▶ **Exercise**: Copy each line below in which the string "soát" appears.

[Entries shown]

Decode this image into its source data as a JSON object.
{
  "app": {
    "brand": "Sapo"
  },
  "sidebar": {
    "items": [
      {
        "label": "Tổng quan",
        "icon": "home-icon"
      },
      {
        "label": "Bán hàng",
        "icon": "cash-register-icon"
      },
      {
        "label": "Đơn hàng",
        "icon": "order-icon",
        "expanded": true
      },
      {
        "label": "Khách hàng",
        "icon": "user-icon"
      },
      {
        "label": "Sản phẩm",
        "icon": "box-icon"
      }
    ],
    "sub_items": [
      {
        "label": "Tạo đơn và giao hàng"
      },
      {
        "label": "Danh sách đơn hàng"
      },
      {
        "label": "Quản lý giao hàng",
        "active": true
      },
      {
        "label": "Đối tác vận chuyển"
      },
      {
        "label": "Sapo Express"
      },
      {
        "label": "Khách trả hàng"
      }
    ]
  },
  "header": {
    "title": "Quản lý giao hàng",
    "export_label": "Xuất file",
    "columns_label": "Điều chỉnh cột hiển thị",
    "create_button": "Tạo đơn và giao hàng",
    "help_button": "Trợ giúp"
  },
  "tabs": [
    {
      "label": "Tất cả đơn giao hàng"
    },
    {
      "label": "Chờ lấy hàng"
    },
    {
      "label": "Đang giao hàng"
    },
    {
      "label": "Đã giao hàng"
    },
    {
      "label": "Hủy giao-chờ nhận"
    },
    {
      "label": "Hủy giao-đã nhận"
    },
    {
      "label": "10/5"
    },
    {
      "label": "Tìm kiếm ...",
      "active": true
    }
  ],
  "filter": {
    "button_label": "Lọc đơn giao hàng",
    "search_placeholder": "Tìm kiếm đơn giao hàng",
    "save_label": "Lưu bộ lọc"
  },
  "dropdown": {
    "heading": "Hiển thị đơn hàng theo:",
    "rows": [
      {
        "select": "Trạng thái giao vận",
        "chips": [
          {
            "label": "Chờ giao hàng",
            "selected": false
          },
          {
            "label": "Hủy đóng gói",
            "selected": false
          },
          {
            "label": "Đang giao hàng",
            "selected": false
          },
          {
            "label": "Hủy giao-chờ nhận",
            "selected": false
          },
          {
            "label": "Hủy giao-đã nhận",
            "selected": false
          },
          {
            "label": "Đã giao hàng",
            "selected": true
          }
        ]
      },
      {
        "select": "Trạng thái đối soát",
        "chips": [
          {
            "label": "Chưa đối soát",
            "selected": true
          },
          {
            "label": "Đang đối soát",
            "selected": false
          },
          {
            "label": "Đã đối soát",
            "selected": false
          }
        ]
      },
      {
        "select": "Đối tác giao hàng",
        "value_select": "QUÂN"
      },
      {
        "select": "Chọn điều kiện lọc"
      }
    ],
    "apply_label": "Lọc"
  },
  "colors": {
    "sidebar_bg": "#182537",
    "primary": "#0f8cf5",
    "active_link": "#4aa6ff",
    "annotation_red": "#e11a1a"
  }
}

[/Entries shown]

▶ **Result for this task**:
        "select": "Trạng thái đối soát",
            "label": "Chưa đối soát",
            "label": "Đang đối soát",
            "label": "Đã đối soát",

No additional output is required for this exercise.